What is required:
The data below must be copied in full and without any change.

Input:

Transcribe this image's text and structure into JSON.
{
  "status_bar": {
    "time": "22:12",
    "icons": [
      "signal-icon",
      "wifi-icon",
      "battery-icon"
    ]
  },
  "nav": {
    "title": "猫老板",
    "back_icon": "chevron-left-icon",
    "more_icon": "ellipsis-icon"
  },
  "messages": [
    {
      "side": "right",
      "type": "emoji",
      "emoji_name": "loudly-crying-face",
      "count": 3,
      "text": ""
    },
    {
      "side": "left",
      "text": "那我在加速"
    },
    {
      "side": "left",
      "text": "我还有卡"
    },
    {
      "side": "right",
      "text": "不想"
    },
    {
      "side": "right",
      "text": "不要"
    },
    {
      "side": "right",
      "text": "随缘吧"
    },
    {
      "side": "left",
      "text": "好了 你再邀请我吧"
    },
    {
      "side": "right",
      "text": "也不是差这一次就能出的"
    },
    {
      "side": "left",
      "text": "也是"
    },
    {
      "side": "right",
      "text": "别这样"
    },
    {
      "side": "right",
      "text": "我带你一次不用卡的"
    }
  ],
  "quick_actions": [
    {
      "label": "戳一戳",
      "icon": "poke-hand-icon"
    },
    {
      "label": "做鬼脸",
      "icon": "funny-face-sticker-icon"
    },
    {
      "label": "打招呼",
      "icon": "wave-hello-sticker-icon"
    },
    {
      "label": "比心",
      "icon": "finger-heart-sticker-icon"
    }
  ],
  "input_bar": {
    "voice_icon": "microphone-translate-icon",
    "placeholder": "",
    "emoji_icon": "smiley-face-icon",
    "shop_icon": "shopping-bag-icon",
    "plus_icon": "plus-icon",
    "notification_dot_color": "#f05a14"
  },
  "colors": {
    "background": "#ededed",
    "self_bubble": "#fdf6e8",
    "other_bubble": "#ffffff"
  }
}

Written reply:
Transcribe this image's text and structure into JSON.
{
  "status_bar": {
    "time": "22:12",
    "icons": [
      "signal-icon",
      "wifi-icon",
      "battery-icon"
    ]
  },
  "nav": {
    "title": "猫老板",
    "back_icon": "chevron-left-icon",
    "more_icon": "ellipsis-icon"
  },
  "messages": [
    {
      "side": "right",
      "type": "emoji",
      "emoji_name": "loudly-crying-face",
      "count": 3,
      "text": ""
    },
    {
      "side": "left",
      "text": "那我在加速"
    },
    {
      "side": "left",
      "text": "我还有卡"
    },
    {
      "side": "right",
      "text": "不想"
    },
    {
      "side": "right",
      "text": "不要"
    },
    {
      "side": "right",
      "text": "随缘吧"
    },
    {
      "side": "left",
      "text": "好了 你再邀请我吧"
    },
    {
      "side": "right",
      "text": "也不是差这一次就能出的"
    },
    {
      "side": "left",
      "text": "也是"
    },
    {
      "side": "right",
      "text": "别这样"
    },
    {
      "side": "right",
      "text": "我带你一次不用卡的"
    }
  ],
  "quick_actions": [
    {
      "label": "戳一戳",
      "icon": "poke-hand-icon"
    },
    {
      "label": "做鬼脸",
      "icon": "funny-face-sticker-icon"
    },
    {
      "label": "打招呼",
      "icon": "wave-hello-sticker-icon"
    },
    {
      "label": "比心",
      "icon": "finger-heart-sticker-icon"
    }
  ],
  "input_bar": {
    "voice_icon": "microphone-translate-icon",
    "placeholder": "",
    "emoji_icon": "smiley-face-icon",
    "shop_icon": "shopping-bag-icon",
    "plus_icon": "plus-icon",
    "notification_dot_color": "#f05a14"
  },
  "colors": {
    "background": "#ededed",
    "self_bubble": "#fdf6e8",
    "other_bubble": "#ffffff"
  }
}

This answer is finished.